Kinetic Imaging professor explores tech-fueled relief for cancer patients

Semi Ryu, associate professor of Kinetic Imaging, was recently featured in the Richmond Times-Dispatch for her project VoicingHan, which employs virtual avatars to help medical patients self-reflect and manage pain.

VoicingHan is the next iteration of Ryu’s earlier project, Voicing Elder, which she developed with medical professionals and computer scientists. Both programs enable a user to tell stories and recall memories through a digital character. While Voicing Elder focuses on storytelling as a way to improve quality of life for residents in an assisted living facility, VoicingHan extends the same practices to terminally ill patients.

For cancer patients whose body may look different due to illness, speaking and gesturing through another version of themselves allows them to reminisce without feeling self-conscious.

Through avatars, patients playfully act out themselves at various ages, their significant others or fictional characters against a backdrop they choose of either bucket-list environments or everyday settings.

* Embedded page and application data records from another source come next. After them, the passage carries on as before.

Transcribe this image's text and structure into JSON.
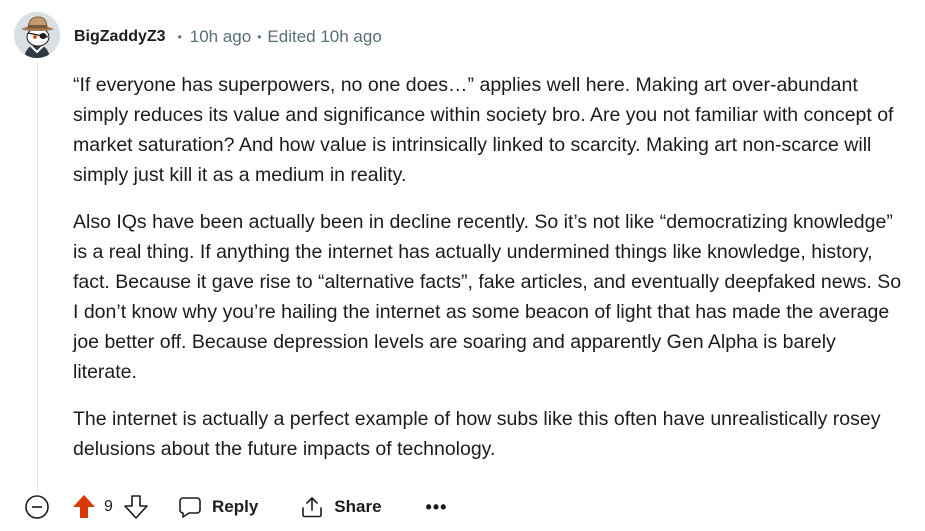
{
  "comment": {
    "author": "BigZaddyZ3",
    "separator": "•",
    "time_ago": "10h ago",
    "edited": "Edited 10h ago",
    "paragraphs": [
      "“If everyone has superpowers, no one does…” applies well here. Making art over-abundant simply reduces its value and significance within society bro. Are you not familiar with concept of market saturation? And how value is intrinsically linked to scarcity. Making art non-scarce will simply just kill it as a medium in reality.",
      "Also IQs have been actually been in decline recently. So it’s not like “democratizing knowledge” is a real thing. If anything the internet has actually undermined things like knowledge, history, fact. Because it gave rise to “alternative facts”, fake articles, and eventually deepfaked news. So I don’t know why you’re hailing the internet as some beacon of light that has made the average joe better off. Because depression levels are soaring and apparently Gen Alpha is barely literate.",
      "The internet is actually a perfect example of how subs like this often have unrealistically rosey delusions about the future impacts of technology."
    ]
  },
  "actions": {
    "score": "9",
    "reply_label": "Reply",
    "share_label": "Share",
    "more_label": "•••"
  },
  "icons": {
    "collapse": "minus-circle-icon",
    "upvote": "upvote-arrow-icon",
    "downvote": "downvote-arrow-icon",
    "reply": "speech-bubble-icon",
    "share": "share-arrow-icon",
    "more": "ellipsis-icon"
  },
  "colors": {
    "upvote_active": "#d93900",
    "meta_text": "#576f76",
    "body_text": "#1c1c1c"
  }
}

After telling their stories, cancer patients can view their avatar videos, which offer an opportunity for self-reflection and for sharing a family legacy. Many patients don’t want to be recorded if illness has changed their physicality, but with the avatar video, they can tell their stories without being self-conscious.

For VoicingHan, Ryu collaborated with Dr. Egidio Del Fabbro, professor and Palliative Care endowed chair and program director, and Dr. Danielle Noreika, associate clinical professor and medical director of Inpatient Palliative Services. They worked together to assess the project’s impact on patients’ quality of life and the feasibility of incorporating avatar therapy into palliative care.

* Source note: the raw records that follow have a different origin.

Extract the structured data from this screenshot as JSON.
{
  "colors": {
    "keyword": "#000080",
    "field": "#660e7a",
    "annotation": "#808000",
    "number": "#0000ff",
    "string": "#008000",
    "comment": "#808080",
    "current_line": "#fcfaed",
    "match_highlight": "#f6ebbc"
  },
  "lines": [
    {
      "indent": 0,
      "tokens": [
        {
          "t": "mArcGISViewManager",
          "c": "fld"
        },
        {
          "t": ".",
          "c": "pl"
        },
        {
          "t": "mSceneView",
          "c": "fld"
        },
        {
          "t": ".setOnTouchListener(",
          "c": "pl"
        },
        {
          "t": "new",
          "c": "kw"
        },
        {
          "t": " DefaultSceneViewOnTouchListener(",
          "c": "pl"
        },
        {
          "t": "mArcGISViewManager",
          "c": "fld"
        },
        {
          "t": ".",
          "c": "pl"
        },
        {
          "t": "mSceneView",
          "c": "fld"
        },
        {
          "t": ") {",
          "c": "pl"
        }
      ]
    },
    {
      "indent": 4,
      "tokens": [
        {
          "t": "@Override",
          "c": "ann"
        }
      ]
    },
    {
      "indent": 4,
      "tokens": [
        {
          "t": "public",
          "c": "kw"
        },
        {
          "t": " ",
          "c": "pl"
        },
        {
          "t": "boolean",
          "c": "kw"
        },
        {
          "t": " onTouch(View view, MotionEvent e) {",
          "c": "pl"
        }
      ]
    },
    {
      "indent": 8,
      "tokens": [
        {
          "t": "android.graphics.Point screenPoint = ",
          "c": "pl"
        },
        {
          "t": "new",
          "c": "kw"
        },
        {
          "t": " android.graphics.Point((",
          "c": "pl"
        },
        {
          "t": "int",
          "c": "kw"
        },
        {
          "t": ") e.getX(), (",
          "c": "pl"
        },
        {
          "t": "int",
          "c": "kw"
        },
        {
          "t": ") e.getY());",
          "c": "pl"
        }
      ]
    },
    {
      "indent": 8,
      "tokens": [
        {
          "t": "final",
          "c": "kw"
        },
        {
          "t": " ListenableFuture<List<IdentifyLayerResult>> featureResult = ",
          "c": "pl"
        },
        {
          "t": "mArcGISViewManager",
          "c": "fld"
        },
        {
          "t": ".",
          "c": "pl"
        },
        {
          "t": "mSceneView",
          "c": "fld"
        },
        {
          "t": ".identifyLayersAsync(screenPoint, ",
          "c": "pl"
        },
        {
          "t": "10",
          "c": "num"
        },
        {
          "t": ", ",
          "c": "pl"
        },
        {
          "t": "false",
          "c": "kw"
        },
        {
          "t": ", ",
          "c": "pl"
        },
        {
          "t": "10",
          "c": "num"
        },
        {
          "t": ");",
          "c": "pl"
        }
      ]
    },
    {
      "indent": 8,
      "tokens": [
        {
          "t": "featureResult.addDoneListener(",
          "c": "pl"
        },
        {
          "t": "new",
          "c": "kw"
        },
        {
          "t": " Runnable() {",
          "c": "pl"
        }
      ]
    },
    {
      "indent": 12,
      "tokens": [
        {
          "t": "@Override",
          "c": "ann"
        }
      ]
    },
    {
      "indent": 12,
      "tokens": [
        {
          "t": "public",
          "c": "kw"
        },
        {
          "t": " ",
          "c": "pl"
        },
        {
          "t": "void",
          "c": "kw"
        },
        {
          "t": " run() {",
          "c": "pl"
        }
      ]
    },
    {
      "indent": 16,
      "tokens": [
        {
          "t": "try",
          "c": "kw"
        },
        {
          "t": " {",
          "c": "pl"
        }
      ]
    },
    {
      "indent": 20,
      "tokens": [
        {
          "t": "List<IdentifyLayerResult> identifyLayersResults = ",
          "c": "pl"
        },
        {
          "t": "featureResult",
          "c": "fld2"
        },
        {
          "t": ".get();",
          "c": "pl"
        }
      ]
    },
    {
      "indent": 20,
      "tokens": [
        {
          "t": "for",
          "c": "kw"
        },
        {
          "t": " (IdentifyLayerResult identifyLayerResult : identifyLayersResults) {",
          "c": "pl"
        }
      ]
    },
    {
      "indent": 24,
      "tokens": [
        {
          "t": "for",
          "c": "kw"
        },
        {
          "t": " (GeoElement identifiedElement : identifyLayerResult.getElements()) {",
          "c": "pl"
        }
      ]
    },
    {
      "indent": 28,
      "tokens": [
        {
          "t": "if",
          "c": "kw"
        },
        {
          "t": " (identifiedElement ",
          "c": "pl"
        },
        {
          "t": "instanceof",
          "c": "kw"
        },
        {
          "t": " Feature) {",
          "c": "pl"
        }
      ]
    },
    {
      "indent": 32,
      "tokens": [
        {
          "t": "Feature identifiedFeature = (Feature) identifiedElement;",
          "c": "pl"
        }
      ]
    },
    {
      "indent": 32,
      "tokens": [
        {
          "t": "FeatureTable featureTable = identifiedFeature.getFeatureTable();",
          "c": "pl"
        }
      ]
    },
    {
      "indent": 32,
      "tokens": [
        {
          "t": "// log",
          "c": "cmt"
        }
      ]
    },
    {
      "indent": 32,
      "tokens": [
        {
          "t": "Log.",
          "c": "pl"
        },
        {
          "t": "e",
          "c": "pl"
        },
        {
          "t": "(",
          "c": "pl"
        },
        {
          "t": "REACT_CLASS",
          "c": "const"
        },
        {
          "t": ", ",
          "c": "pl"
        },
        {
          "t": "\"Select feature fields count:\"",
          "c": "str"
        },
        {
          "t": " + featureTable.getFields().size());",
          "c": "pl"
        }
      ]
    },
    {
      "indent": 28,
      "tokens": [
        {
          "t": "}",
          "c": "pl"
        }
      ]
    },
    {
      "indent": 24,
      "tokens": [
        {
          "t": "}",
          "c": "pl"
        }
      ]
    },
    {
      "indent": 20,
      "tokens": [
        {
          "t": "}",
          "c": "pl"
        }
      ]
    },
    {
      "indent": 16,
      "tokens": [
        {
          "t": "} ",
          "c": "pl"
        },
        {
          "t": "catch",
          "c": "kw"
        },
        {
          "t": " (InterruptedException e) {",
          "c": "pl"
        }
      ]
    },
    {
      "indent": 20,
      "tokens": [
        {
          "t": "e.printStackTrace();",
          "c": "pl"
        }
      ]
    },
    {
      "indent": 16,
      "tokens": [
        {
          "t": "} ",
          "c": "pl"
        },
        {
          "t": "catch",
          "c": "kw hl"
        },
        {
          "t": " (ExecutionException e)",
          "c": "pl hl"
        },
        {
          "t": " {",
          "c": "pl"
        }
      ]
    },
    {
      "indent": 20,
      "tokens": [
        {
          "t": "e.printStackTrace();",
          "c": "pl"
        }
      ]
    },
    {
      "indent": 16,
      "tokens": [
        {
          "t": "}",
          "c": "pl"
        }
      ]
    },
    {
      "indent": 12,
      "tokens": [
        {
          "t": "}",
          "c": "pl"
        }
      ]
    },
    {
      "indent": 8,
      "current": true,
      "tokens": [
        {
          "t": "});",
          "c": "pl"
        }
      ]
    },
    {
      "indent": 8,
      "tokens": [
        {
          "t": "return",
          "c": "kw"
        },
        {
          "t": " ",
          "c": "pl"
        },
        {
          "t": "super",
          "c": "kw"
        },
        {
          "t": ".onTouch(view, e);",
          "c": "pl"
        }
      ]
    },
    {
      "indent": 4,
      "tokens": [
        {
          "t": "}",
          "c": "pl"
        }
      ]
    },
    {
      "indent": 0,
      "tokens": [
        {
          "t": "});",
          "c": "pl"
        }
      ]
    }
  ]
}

The project name comes from the Korean concept of Han, a paradoxical state of consciousness that embodies extreme grief as well as hope for overcoming a situation that seems impossible.

“It is a critical state of reflection, where opposite states coexist with transformative power,” Ryu said. It represents the idea of being hopeful even in the most challenging situations. “VoicingHan is contemporary ritual mediated by technology,” Ryu said, “in the mode of grieving, mourning, accepting, sharing, and honoring our Han through storytelling.”

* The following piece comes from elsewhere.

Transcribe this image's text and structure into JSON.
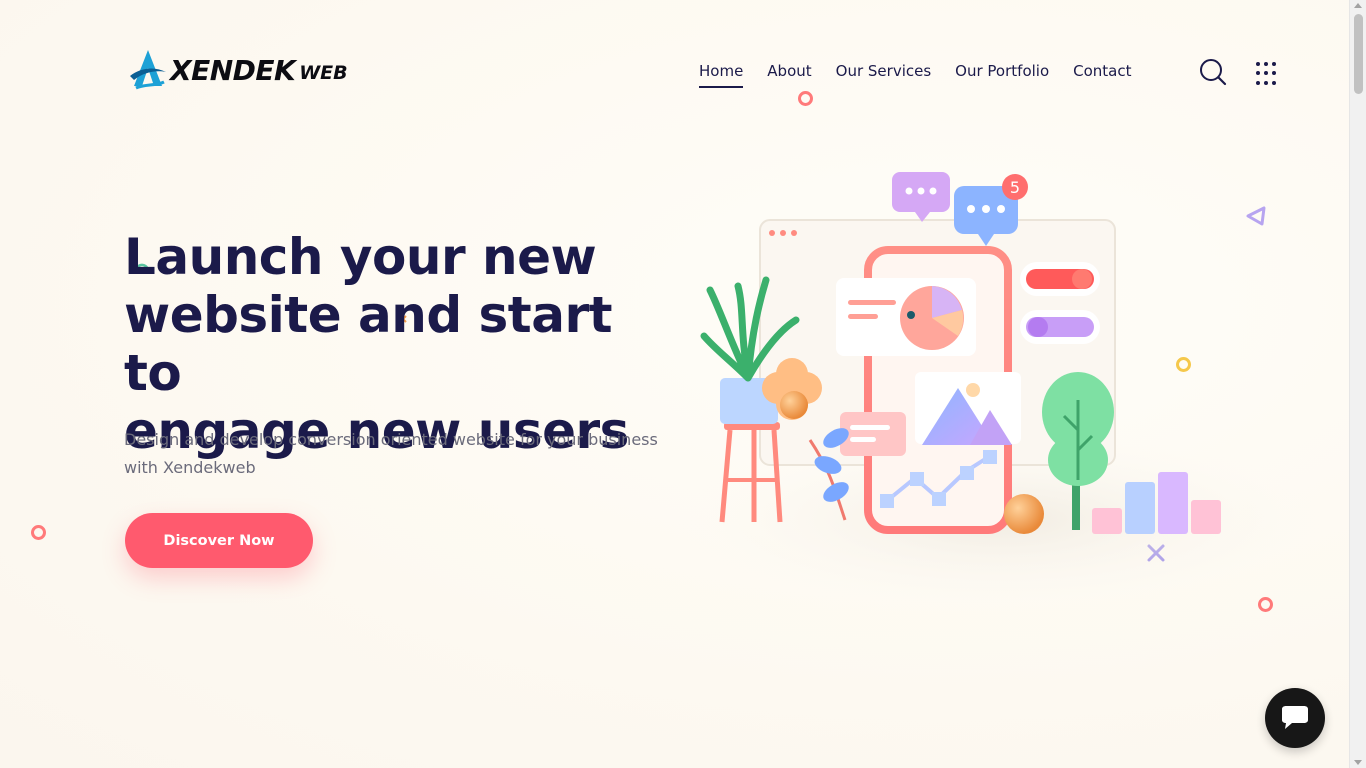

Read the full story in the Richmond Times-Dispatch (digital subscription required).